Assigned task
From the data, copy out every line in which the word "this" appears.

Raw data
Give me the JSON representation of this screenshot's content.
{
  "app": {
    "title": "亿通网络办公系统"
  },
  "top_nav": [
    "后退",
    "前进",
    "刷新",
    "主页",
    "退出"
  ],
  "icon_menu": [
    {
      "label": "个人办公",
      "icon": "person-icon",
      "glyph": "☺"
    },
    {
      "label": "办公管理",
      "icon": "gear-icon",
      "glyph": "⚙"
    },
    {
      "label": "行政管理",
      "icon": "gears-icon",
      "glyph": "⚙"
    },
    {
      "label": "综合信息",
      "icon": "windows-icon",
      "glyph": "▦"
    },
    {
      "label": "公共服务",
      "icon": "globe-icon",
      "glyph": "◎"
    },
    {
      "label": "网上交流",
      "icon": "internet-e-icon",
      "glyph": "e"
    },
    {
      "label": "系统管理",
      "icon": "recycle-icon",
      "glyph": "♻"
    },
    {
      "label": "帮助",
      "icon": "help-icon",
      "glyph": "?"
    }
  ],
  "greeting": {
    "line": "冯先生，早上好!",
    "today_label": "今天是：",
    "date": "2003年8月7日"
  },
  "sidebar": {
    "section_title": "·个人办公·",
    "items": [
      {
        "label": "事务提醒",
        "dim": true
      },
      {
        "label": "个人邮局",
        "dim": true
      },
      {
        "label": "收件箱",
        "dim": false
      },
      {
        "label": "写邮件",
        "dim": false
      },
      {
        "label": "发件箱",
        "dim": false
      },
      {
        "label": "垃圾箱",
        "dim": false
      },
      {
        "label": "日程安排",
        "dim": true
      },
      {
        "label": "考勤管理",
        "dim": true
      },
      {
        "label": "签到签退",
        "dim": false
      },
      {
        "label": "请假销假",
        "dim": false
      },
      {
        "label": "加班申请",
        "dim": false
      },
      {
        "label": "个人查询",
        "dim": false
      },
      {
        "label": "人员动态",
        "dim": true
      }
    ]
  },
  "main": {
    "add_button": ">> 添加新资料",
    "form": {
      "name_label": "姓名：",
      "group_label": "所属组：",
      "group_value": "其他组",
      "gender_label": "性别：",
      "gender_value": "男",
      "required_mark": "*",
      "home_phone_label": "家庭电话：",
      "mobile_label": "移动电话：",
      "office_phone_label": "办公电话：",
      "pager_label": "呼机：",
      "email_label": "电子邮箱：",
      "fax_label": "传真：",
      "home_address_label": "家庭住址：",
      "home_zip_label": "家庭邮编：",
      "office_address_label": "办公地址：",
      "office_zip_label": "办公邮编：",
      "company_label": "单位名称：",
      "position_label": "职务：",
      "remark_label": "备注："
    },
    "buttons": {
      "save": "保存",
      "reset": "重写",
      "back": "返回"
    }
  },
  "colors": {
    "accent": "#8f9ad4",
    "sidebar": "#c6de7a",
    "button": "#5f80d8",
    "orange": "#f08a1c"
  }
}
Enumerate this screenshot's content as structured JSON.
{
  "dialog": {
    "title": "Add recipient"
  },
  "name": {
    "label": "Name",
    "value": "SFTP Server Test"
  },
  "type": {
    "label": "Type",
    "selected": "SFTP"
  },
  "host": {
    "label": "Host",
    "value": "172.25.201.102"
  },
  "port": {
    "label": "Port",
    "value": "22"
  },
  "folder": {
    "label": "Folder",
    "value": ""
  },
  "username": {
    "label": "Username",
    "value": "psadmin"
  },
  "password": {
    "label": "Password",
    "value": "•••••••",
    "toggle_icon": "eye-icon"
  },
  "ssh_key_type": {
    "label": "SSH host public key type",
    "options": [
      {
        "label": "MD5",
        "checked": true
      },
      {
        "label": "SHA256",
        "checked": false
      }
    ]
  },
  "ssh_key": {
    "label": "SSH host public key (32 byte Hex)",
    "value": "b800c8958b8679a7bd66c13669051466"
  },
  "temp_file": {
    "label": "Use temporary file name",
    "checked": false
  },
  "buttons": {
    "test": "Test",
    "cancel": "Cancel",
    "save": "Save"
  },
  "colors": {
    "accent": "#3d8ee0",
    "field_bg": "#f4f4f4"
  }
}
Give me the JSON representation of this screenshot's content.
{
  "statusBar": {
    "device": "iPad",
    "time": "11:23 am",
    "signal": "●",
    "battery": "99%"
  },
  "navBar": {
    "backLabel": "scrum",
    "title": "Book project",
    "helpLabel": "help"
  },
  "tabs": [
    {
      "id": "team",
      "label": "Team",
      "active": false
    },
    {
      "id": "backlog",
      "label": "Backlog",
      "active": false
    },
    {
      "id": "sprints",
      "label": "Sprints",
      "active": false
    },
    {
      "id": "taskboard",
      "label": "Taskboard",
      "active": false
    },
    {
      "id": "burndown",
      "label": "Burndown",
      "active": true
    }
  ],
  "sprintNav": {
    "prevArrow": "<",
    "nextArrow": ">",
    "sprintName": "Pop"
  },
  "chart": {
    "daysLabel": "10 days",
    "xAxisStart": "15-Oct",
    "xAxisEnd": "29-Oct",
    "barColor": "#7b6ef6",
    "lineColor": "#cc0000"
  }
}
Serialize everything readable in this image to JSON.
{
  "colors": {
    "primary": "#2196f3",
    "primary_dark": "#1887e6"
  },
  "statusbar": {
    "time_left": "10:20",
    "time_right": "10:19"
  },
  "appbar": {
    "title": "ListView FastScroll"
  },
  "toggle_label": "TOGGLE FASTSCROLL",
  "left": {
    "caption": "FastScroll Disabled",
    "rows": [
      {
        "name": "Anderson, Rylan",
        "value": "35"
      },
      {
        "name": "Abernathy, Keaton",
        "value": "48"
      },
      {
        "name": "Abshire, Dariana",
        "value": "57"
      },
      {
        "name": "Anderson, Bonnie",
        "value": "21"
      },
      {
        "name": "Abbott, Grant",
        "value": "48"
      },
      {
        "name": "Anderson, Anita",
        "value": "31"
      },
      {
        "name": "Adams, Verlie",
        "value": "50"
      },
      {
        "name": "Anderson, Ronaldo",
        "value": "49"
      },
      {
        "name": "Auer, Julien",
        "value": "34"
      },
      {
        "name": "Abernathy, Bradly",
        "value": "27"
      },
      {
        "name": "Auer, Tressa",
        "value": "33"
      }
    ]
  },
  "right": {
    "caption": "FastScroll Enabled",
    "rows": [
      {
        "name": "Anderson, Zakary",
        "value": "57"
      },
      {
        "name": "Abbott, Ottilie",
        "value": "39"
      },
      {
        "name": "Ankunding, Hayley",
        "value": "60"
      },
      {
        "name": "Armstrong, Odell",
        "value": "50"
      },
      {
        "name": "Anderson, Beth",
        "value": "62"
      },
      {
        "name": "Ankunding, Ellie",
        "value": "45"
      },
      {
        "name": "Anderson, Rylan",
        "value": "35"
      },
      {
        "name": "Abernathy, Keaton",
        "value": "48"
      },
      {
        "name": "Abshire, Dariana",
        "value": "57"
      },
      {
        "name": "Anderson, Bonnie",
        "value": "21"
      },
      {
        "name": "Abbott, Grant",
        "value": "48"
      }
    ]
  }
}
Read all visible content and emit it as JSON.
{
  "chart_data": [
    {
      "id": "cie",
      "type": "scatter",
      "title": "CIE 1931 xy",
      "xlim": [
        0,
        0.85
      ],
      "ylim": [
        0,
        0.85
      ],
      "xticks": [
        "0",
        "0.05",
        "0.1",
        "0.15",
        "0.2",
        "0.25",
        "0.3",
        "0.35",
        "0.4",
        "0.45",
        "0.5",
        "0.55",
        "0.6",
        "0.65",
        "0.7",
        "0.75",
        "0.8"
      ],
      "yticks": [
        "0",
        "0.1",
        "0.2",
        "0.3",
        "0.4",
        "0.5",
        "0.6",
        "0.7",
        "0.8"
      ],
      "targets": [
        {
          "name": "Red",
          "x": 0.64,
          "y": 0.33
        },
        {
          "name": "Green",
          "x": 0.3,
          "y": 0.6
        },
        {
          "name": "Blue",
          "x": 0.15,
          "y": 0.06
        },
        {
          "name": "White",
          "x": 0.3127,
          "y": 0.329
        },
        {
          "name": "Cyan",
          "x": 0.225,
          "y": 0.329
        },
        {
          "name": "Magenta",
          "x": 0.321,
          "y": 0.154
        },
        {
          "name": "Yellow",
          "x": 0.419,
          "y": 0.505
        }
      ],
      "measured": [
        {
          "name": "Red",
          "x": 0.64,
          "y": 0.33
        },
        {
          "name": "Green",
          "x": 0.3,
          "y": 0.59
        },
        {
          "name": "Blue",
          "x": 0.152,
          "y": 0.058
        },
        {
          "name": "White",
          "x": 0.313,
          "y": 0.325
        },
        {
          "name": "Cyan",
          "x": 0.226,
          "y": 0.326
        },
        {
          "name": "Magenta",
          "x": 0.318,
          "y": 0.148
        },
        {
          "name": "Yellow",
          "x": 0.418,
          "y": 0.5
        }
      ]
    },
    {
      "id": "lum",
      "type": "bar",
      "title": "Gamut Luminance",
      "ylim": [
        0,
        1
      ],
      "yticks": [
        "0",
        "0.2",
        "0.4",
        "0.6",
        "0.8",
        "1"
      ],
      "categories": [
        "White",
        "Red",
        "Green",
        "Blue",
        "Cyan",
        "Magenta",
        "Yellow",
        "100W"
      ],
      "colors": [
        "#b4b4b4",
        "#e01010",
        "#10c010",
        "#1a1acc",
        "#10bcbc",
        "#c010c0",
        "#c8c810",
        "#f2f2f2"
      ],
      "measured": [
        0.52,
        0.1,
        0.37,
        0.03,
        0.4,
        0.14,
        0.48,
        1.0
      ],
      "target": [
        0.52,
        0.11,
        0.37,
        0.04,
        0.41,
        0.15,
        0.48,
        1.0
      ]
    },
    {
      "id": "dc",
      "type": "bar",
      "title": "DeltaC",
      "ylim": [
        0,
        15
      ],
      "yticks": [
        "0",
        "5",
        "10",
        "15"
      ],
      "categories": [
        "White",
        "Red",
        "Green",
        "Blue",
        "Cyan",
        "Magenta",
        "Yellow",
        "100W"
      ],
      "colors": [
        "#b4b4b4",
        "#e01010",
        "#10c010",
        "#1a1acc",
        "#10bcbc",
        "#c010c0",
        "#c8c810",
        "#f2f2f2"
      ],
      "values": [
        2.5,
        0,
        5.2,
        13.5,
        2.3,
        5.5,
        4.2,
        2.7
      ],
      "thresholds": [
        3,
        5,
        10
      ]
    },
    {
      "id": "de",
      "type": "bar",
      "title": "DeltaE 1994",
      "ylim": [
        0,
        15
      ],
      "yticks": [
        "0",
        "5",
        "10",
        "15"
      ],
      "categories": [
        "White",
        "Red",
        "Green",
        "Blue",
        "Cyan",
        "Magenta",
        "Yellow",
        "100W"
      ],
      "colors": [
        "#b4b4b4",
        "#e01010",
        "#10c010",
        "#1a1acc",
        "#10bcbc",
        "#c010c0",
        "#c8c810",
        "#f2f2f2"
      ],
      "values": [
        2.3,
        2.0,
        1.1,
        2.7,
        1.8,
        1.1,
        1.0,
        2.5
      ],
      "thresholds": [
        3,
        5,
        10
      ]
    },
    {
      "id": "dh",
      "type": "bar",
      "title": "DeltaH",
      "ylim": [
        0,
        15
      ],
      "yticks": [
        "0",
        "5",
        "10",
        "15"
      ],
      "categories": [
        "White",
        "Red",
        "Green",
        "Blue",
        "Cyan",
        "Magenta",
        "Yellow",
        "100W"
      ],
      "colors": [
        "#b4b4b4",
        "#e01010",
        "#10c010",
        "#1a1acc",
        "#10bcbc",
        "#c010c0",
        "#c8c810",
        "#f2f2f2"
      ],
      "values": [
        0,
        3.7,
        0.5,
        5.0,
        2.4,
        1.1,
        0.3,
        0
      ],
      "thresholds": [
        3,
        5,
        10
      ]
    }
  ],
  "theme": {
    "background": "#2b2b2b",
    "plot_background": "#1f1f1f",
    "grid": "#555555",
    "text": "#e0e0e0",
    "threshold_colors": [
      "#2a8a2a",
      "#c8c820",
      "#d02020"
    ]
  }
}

Problem solution
Give me the JSON representation of this screenshot's content.
Enumerate this screenshot's content as structured JSON.
Give me the JSON representation of this screenshot's content.
Serialize everything readable in this image to JSON.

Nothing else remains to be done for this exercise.